Here are some screenshots of his account posted by friends:
“IT WASN’T ME I WAS AT WORK IT WASN’T ME” Ryan Lanza wrote.
“I’m on the bus home now it wasn’t me.”
[Expletive] you CNN it wasn’t me.”
“Everyone shut the [expletive] up it wasn’t me.”
A friend posted: “How the [expletive] do they jump to such conclusions with zero evidence?”
Friday was filled with other media malfeasance after the first hours of the attack.
MSNBC’s Alex Wagner, for example, went straight to hot-button, partisan opinion-slinging instead of reporting. Here’s part of what she said on-air before anyone had any real facts nailed down:
It is, hopefully, we say this every single time we cover one of these things, a line in the sand. There has got to be some kind of measurable change, some kind of reaction. One would hope that there will be some political capital to reform the way in which we handle gun and gun violence in this country.
That’s what MSNBC does: opinionates about matters like “political capital” on the air. What else would you expect of someone like Wagner on such a channel? Responsible journalism? Fact checking. Some original reporting to try and independently confirm what law officials were saying?

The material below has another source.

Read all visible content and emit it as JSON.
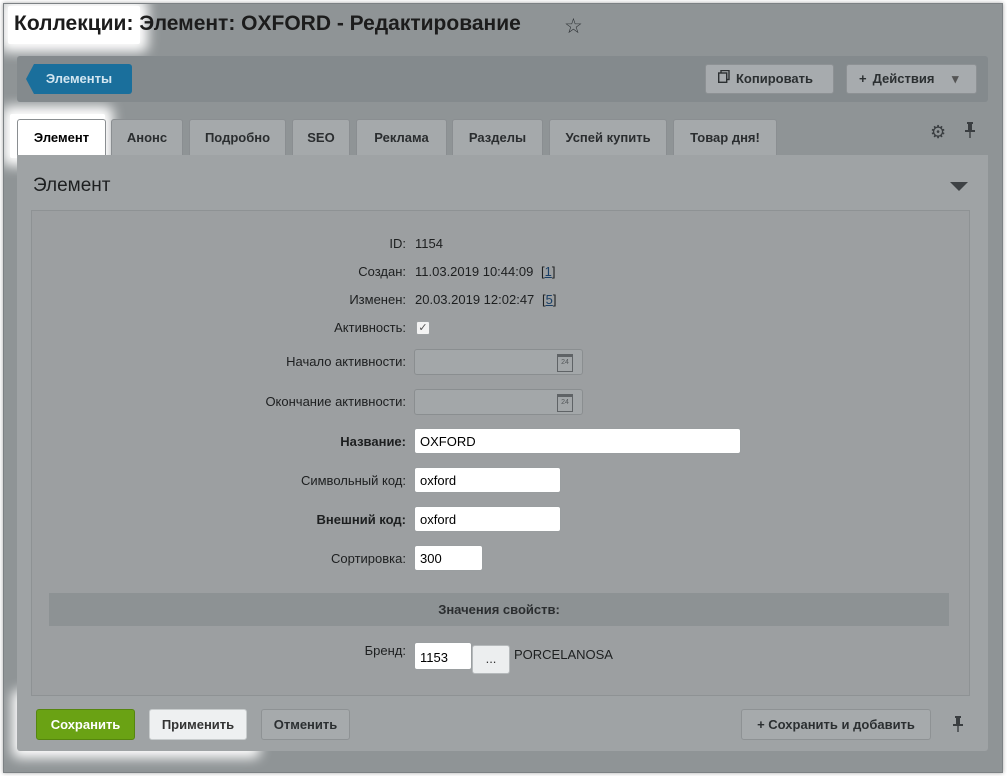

Forget it. we don’t do that anymore at channels like MSNBC. You have to hire a staff of real reporters for that, and it is not as cost effective as hiring a few showboat hosts who say outrageously partisan stuff on-air.